## Work request
Pull every line containing the word "this" from the records.

[Collected data]
┌──
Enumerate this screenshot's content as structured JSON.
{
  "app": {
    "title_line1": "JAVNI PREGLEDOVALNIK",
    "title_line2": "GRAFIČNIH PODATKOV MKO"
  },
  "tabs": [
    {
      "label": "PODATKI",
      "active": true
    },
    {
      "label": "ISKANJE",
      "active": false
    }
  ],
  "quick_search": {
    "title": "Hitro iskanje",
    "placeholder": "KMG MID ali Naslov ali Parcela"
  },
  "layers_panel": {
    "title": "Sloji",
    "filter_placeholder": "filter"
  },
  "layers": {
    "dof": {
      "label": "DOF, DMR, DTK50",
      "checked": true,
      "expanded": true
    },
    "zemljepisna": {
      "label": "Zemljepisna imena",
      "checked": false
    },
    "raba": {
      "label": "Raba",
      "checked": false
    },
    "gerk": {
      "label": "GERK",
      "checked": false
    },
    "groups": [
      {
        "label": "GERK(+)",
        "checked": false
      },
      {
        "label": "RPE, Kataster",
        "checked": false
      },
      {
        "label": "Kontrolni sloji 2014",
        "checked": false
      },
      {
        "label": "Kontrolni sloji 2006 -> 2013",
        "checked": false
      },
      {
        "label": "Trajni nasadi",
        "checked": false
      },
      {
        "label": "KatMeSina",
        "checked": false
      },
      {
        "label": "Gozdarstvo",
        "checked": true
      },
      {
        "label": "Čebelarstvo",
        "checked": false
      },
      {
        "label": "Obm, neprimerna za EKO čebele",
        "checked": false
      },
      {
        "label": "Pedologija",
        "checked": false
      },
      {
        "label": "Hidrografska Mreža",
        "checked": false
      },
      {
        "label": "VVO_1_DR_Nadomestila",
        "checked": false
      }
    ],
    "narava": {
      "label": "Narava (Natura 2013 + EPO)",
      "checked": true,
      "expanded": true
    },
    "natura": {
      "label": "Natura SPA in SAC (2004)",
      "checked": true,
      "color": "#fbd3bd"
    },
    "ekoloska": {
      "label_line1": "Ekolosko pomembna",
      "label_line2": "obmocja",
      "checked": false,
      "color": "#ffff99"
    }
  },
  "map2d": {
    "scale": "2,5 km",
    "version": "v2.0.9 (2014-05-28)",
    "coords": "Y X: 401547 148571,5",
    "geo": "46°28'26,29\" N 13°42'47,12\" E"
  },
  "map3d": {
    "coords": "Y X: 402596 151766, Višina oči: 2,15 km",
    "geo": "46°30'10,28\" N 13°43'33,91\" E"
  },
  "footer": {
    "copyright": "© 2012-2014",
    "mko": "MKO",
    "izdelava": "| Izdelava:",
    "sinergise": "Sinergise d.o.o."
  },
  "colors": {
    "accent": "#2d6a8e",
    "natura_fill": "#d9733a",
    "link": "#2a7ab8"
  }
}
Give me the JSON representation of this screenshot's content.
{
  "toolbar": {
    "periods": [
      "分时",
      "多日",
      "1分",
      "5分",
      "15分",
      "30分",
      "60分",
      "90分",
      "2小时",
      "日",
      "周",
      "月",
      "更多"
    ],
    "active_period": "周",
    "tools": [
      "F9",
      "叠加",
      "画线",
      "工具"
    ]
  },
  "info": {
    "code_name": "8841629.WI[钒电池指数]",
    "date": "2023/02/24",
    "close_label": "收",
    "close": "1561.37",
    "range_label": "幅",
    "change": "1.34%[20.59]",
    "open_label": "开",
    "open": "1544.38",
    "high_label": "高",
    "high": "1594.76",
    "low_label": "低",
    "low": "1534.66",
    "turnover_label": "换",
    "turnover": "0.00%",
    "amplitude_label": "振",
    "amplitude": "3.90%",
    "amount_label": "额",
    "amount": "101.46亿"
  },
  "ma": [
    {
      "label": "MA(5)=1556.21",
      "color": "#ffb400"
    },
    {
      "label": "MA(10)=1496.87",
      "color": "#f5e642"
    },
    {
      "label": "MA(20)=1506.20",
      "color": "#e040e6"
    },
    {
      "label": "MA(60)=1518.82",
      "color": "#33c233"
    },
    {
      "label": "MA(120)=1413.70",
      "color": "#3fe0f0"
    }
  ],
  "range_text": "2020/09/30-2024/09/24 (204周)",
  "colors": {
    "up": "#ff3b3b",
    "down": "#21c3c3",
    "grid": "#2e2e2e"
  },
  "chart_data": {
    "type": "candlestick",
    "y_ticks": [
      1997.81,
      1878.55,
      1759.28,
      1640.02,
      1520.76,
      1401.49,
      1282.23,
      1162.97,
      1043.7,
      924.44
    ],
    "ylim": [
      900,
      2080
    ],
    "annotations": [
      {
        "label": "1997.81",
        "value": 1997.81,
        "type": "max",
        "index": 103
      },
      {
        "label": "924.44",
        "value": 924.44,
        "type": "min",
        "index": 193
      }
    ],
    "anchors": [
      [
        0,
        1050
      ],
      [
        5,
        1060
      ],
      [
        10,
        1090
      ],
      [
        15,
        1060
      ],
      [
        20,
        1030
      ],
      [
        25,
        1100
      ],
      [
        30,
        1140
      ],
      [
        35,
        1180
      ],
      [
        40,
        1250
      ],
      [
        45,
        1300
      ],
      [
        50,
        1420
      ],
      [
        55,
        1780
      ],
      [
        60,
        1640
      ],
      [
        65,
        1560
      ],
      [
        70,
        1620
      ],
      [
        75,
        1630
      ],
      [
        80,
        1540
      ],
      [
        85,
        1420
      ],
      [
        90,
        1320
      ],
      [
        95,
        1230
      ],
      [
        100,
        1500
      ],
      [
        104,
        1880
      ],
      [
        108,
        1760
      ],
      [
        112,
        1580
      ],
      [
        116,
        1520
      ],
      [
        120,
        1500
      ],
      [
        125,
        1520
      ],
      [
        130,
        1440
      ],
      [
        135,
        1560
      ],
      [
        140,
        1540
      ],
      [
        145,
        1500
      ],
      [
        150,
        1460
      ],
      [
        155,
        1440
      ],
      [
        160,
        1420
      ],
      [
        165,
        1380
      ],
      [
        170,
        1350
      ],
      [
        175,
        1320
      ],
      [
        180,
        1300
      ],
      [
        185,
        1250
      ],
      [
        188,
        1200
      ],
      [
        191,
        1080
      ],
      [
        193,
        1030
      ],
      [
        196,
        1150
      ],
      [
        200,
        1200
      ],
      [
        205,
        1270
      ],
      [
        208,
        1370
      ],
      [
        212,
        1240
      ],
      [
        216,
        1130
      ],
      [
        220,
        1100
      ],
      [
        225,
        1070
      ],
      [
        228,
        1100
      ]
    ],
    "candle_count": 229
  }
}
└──
## The completed task
Enumerate this screenshot's content as structured JSON.
Give me the JSON representation of this screenshot's content.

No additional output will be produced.